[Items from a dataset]

┌──

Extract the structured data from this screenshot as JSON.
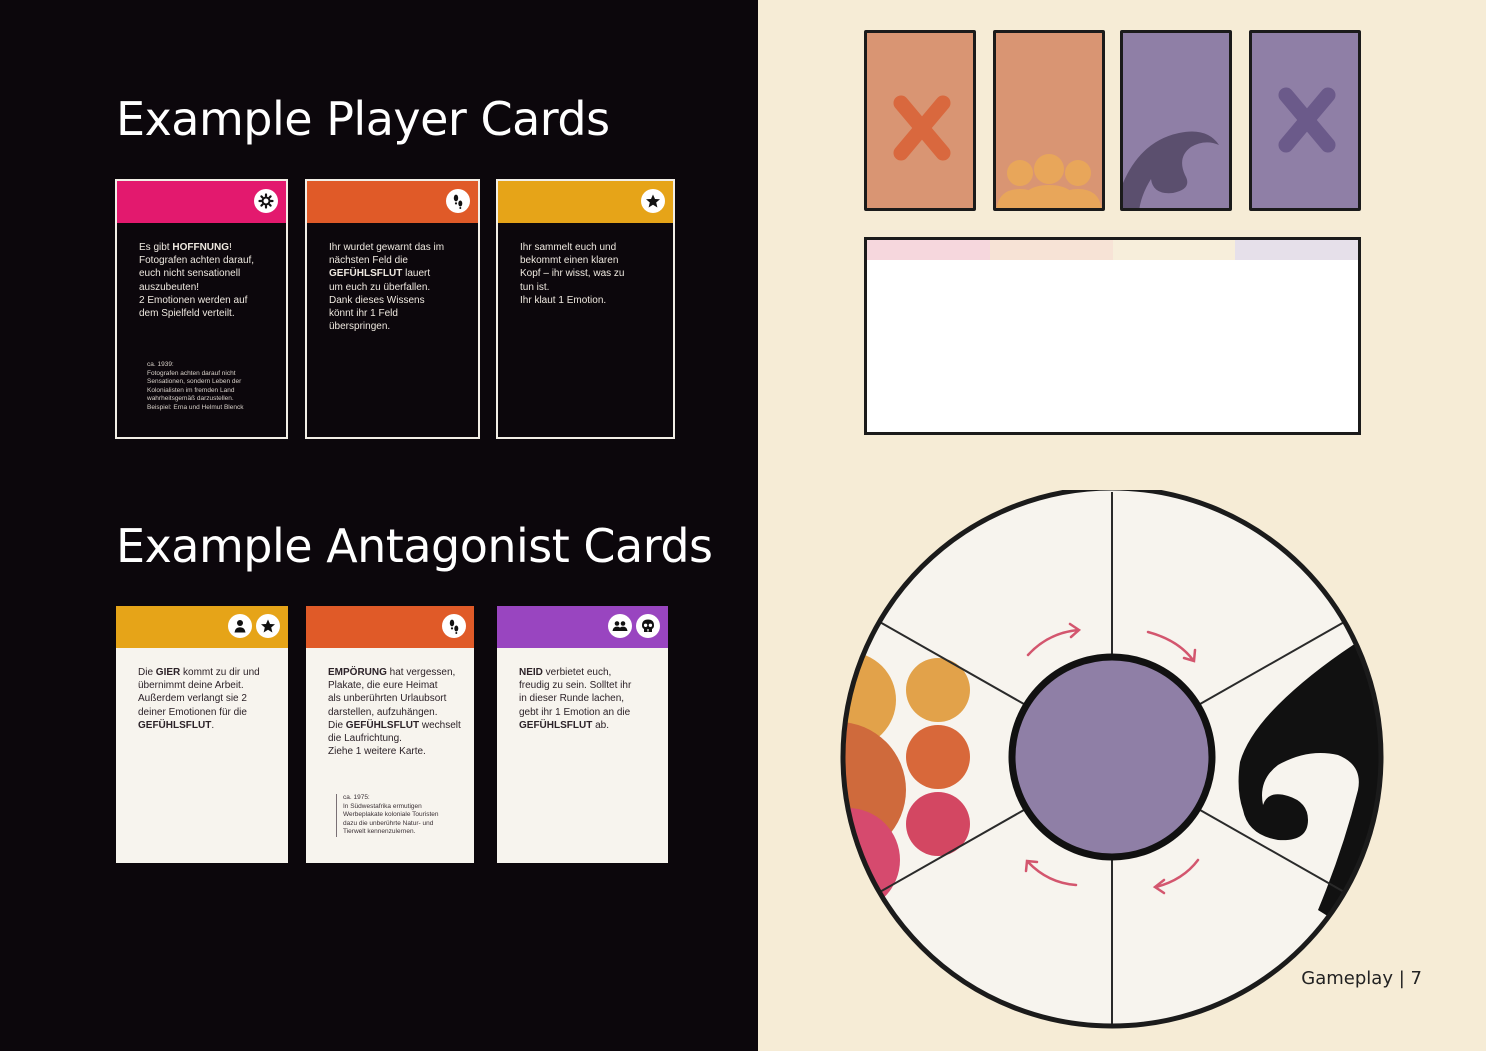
{
  "headings": {
    "player": "Example Player Cards",
    "antagonist": "Example Antagonist Cards"
  },
  "player_cards": [
    {
      "color": "#e3196e",
      "icons": [
        "gear-icon"
      ],
      "lines": [
        [
          {
            "t": "Es gibt "
          },
          {
            "t": "HOFFNUNG",
            "b": true
          },
          {
            "t": "!"
          }
        ],
        [
          {
            "t": "Fotografen achten darauf,"
          }
        ],
        [
          {
            "t": "euch nicht sensationell"
          }
        ],
        [
          {
            "t": "auszubeuten!"
          }
        ],
        [
          {
            "t": "2 Emotionen werden auf"
          }
        ],
        [
          {
            "t": "dem Spielfeld verteilt."
          }
        ]
      ],
      "note": [
        "ca. 1939:",
        "Fotografen achten darauf nicht",
        "Sensationen, sondern Leben der",
        "Kolonialisten im fremden Land",
        "wahrheitsgemäß darzustellen.",
        "Beispiel: Erna und Helmut Blenck"
      ]
    },
    {
      "color": "#e05a28",
      "icons": [
        "footprints-icon"
      ],
      "lines": [
        [
          {
            "t": "Ihr wurdet gewarnt das im"
          }
        ],
        [
          {
            "t": "nächsten Feld die"
          }
        ],
        [
          {
            "t": "GEFÜHLSFLUT",
            "b": true
          },
          {
            "t": " lauert"
          }
        ],
        [
          {
            "t": "um euch zu überfallen."
          }
        ],
        [
          {
            "t": "Dank dieses Wissens"
          }
        ],
        [
          {
            "t": "könnt ihr 1 Feld"
          }
        ],
        [
          {
            "t": "überspringen."
          }
        ]
      ],
      "note": []
    },
    {
      "color": "#e6a418",
      "icons": [
        "star-icon"
      ],
      "lines": [
        [
          {
            "t": "Ihr sammelt euch und"
          }
        ],
        [
          {
            "t": "bekommt einen klaren"
          }
        ],
        [
          {
            "t": "Kopf – ihr wisst, was zu"
          }
        ],
        [
          {
            "t": "tun ist."
          }
        ],
        [
          {
            "t": "Ihr klaut 1 Emotion."
          }
        ]
      ],
      "note": []
    }
  ],
  "antagonist_cards": [
    {
      "color": "#e6a418",
      "icons": [
        "person-icon",
        "star-icon"
      ],
      "lines": [
        [
          {
            "t": "Die "
          },
          {
            "t": "GIER",
            "b": true
          },
          {
            "t": " kommt zu dir und"
          }
        ],
        [
          {
            "t": "übernimmt deine Arbeit."
          }
        ],
        [
          {
            "t": "Außerdem verlangt sie 2"
          }
        ],
        [
          {
            "t": "deiner Emotionen für die"
          }
        ],
        [
          {
            "t": "GEFÜHLSFLUT",
            "b": true
          },
          {
            "t": "."
          }
        ]
      ],
      "note": []
    },
    {
      "color": "#e05a28",
      "icons": [
        "footprints-icon"
      ],
      "lines": [
        [
          {
            "t": "EMPÖRUNG",
            "b": true
          },
          {
            "t": " hat vergessen,"
          }
        ],
        [
          {
            "t": "Plakate, die eure Heimat"
          }
        ],
        [
          {
            "t": "als unberührten Urlaubsort"
          }
        ],
        [
          {
            "t": "darstellen, aufzuhängen."
          }
        ],
        [
          {
            "t": "Die "
          },
          {
            "t": "GEFÜHLSFLUT",
            "b": true
          },
          {
            "t": " wechselt"
          }
        ],
        [
          {
            "t": "die Laufrichtung."
          }
        ],
        [
          {
            "t": "Ziehe 1 weitere Karte."
          }
        ]
      ],
      "note": [
        "ca. 1975:",
        "In Südwestafrika ermutigen",
        "Werbeplakate koloniale Touristen",
        "dazu die unberührte Natur- und",
        "Tierwelt kennenzulernen."
      ]
    },
    {
      "color": "#9945c0",
      "icons": [
        "group-icon",
        "skull-icon"
      ],
      "lines": [
        [
          {
            "t": "NEID",
            "b": true
          },
          {
            "t": " verbietet euch,"
          }
        ],
        [
          {
            "t": "freudig zu sein. Solltet ihr"
          }
        ],
        [
          {
            "t": "in dieser Runde lachen,"
          }
        ],
        [
          {
            "t": "gebt ihr 1 Emotion an die"
          }
        ],
        [
          {
            "t": "GEFÜHLSFLUT",
            "b": true
          },
          {
            "t": " ab."
          }
        ]
      ],
      "note": []
    }
  ],
  "board": {
    "card_slots": [
      {
        "color": "#d99573",
        "symbol": "x-icon",
        "symbol_color": "#d9683e"
      },
      {
        "color": "#d99573",
        "symbol": "crowd-icon",
        "symbol_color": "#e8a65a"
      },
      {
        "color": "#8f7fa6",
        "symbol": "wave-icon",
        "symbol_color": "#5b4f6e"
      },
      {
        "color": "#8f7fa6",
        "symbol": "x-icon",
        "symbol_color": "#6b5a8a"
      }
    ],
    "center_color": "#8f7fa6",
    "arrow_color": "#d3566e"
  },
  "footer": {
    "section": "Gameplay",
    "separator": "|",
    "page": "7"
  }
}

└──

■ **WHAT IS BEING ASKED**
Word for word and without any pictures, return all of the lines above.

■ **SOLUTION FOR THIS TASK**
Extract the structured data from this screenshot as JSON.
{
  "headings": {
    "player": "Example Player Cards",
    "antagonist": "Example Antagonist Cards"
  },
  "player_cards": [
    {
      "color": "#e3196e",
      "icons": [
        "gear-icon"
      ],
      "lines": [
        [
          {
            "t": "Es gibt "
          },
          {
            "t": "HOFFNUNG",
            "b": true
          },
          {
            "t": "!"
          }
        ],
        [
          {
            "t": "Fotografen achten darauf,"
          }
        ],
        [
          {
            "t": "euch nicht sensationell"
          }
        ],
        [
          {
            "t": "auszubeuten!"
          }
        ],
        [
          {
            "t": "2 Emotionen werden auf"
          }
        ],
        [
          {
            "t": "dem Spielfeld verteilt."
          }
        ]
      ],
      "note": [
        "ca. 1939:",
        "Fotografen achten darauf nicht",
        "Sensationen, sondern Leben der",
        "Kolonialisten im fremden Land",
        "wahrheitsgemäß darzustellen.",
        "Beispiel: Erna und Helmut Blenck"
      ]
    },
    {
      "color": "#e05a28",
      "icons": [
        "footprints-icon"
      ],
      "lines": [
        [
          {
            "t": "Ihr wurdet gewarnt das im"
          }
        ],
        [
          {
            "t": "nächsten Feld die"
          }
        ],
        [
          {
            "t": "GEFÜHLSFLUT",
            "b": true
          },
          {
            "t": " lauert"
          }
        ],
        [
          {
            "t": "um euch zu überfallen."
          }
        ],
        [
          {
            "t": "Dank dieses Wissens"
          }
        ],
        [
          {
            "t": "könnt ihr 1 Feld"
          }
        ],
        [
          {
            "t": "überspringen."
          }
        ]
      ],
      "note": []
    },
    {
      "color": "#e6a418",
      "icons": [
        "star-icon"
      ],
      "lines": [
        [
          {
            "t": "Ihr sammelt euch und"
          }
        ],
        [
          {
            "t": "bekommt einen klaren"
          }
        ],
        [
          {
            "t": "Kopf – ihr wisst, was zu"
          }
        ],
        [
          {
            "t": "tun ist."
          }
        ],
        [
          {
            "t": "Ihr klaut 1 Emotion."
          }
        ]
      ],
      "note": []
    }
  ],
  "antagonist_cards": [
    {
      "color": "#e6a418",
      "icons": [
        "person-icon",
        "star-icon"
      ],
      "lines": [
        [
          {
            "t": "Die "
          },
          {
            "t": "GIER",
            "b": true
          },
          {
            "t": " kommt zu dir und"
          }
        ],
        [
          {
            "t": "übernimmt deine Arbeit."
          }
        ],
        [
          {
            "t": "Außerdem verlangt sie 2"
          }
        ],
        [
          {
            "t": "deiner Emotionen für die"
          }
        ],
        [
          {
            "t": "GEFÜHLSFLUT",
            "b": true
          },
          {
            "t": "."
          }
        ]
      ],
      "note": []
    },
    {
      "color": "#e05a28",
      "icons": [
        "footprints-icon"
      ],
      "lines": [
        [
          {
            "t": "EMPÖRUNG",
            "b": true
          },
          {
            "t": " hat vergessen,"
          }
        ],
        [
          {
            "t": "Plakate, die eure Heimat"
          }
        ],
        [
          {
            "t": "als unberührten Urlaubsort"
          }
        ],
        [
          {
            "t": "darstellen, aufzuhängen."
          }
        ],
        [
          {
            "t": "Die "
          },
          {
            "t": "GEFÜHLSFLUT",
            "b": true
          },
          {
            "t": " wechselt"
          }
        ],
        [
          {
            "t": "die Laufrichtung."
          }
        ],
        [
          {
            "t": "Ziehe 1 weitere Karte."
          }
        ]
      ],
      "note": [
        "ca. 1975:",
        "In Südwestafrika ermutigen",
        "Werbeplakate koloniale Touristen",
        "dazu die unberührte Natur- und",
        "Tierwelt kennenzulernen."
      ]
    },
    {
      "color": "#9945c0",
      "icons": [
        "group-icon",
        "skull-icon"
      ],
      "lines": [
        [
          {
            "t": "NEID",
            "b": true
          },
          {
            "t": " verbietet euch,"
          }
        ],
        [
          {
            "t": "freudig zu sein. Solltet ihr"
          }
        ],
        [
          {
            "t": "in dieser Runde lachen,"
          }
        ],
        [
          {
            "t": "gebt ihr 1 Emotion an die"
          }
        ],
        [
          {
            "t": "GEFÜHLSFLUT",
            "b": true
          },
          {
            "t": " ab."
          }
        ]
      ],
      "note": []
    }
  ],
  "board": {
    "card_slots": [
      {
        "color": "#d99573",
        "symbol": "x-icon",
        "symbol_color": "#d9683e"
      },
      {
        "color": "#d99573",
        "symbol": "crowd-icon",
        "symbol_color": "#e8a65a"
      },
      {
        "color": "#8f7fa6",
        "symbol": "wave-icon",
        "symbol_color": "#5b4f6e"
      },
      {
        "color": "#8f7fa6",
        "symbol": "x-icon",
        "symbol_color": "#6b5a8a"
      }
    ],
    "center_color": "#8f7fa6",
    "arrow_color": "#d3566e"
  },
  "footer": {
    "section": "Gameplay",
    "separator": "|",
    "page": "7"
  }
}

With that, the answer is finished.